A major problem for growing businesses, he says, is that they cannot detect the root causes of issues that are impeding further development. “Many entrepreneurs go for superficial measures, like hiring more sales staff or a new manager, while they haven’t noticed that their business model has changed during their growth, and clients no longer know precisely what they offer.”

The root of the problem

Paquay also points out that entrepreneurs get used to problems and ignore them, like a person afraid of the dentist considers toothaches just a part of life. “That’s one reason why some groceries remain local village shops, while Albert Heijn managed to found a supermarket chain,” says Paquay.

By combining knowledge of the human behaviour and practical expertise concerning business development, the Growth Academy will help entrepreneurs and their management teams to acquire the skills to detect where problems begin and the strategies to deal with them.
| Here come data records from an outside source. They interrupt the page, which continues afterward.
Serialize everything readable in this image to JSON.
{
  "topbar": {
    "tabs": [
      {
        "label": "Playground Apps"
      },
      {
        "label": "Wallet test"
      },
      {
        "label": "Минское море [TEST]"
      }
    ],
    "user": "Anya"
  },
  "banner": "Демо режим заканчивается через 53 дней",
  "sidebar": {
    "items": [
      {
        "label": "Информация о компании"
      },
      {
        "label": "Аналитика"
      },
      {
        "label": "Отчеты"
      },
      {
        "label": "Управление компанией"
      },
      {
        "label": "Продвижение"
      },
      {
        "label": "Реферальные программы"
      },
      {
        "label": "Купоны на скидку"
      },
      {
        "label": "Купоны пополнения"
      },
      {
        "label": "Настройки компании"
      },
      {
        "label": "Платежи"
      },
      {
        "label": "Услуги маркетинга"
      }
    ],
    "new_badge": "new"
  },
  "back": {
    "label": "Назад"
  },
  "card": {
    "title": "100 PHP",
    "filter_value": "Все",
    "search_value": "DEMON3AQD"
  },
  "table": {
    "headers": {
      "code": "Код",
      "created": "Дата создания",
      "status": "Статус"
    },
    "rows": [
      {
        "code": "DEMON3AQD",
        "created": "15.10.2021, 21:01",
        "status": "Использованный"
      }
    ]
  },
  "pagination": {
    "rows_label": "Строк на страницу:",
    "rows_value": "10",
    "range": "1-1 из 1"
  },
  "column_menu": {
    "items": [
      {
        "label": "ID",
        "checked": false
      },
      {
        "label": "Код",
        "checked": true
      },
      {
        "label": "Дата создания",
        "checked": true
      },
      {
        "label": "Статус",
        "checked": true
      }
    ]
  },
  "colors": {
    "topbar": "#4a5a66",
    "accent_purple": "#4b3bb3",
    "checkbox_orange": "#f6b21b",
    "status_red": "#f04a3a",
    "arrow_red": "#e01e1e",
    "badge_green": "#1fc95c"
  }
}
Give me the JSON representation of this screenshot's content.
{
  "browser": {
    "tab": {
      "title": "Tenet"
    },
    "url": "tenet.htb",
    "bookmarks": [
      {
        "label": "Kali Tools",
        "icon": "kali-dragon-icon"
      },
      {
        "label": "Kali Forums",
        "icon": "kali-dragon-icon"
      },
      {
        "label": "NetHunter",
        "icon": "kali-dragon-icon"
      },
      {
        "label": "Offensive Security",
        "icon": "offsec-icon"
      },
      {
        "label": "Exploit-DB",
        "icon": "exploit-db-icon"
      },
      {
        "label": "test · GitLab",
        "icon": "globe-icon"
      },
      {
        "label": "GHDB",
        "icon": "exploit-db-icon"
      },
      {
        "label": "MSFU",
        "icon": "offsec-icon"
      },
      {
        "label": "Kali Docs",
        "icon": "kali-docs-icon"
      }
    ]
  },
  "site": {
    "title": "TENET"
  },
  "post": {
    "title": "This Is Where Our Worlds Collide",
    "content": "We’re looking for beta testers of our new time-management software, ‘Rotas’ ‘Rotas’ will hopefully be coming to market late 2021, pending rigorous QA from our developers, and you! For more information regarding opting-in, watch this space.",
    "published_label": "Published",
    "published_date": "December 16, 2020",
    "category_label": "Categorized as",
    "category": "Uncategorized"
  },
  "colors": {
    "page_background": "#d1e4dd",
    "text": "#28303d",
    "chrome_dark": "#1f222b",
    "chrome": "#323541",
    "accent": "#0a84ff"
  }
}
They can then spread the message throughout the company, to steer everyone in the right direction.

The academy currently offers three training programmes for growing companies, but it’s preparing others, including one to help start-ups reach the next level. That early growth process is full of obstacles, causing many start-ups to give up along the way.

We hope to have an impact on the social fabric of the region as a whole

- Professor Matty Paquay

“To become a scale-up, start-ups have to do more than purely experiment,” explains Paquay. “They have to develop the systematic approach needed to repeat activities every day. At the same time, they have to keep that experimental mind-set, which is a very difficult combination.”

The academy’s workshops and masterclasses are currently located in the old prison building that houses UHasselt’s law faculty – except for the Growth Paradox programme, which takes place in a castle in Flemish Brabant. The trainings can be done in either Dutch or English.

The academy targets both Flemish companies and those in the Meuse-Rhine Euregio border areas, which take in parts of Belgium, the Netherlands and Germany. “We hope to have an impact on the social fabric of the region as a whole,” says Paquay, “by not letting so much potential for economic health and jobs go to waste.”

Photo: Growth Academy academic co-ordinator Matty Paquay (left) and Stefan Coenen of UHasselt SEE
©UHasselt

Hasselt University

Established in the 1970s, Hasselt University (UHasselt) is one of Flanders’ youngest universities. With six faculties, seven research institutes and two campuses, it’s become an established education and research centre.
PhD - UHasselt awarded Flanders’ first-ever doctorate in architecture in 2011.
Partners - The university works with Maastricht University in the Netherlands on many research projects and degree programmes.
Jail time - The centrepiece of the university’s city campus is the renovated 19th-century prison that houses the law programme.
1 973

university was founded

5 000

students

30

million euro budget for new city campus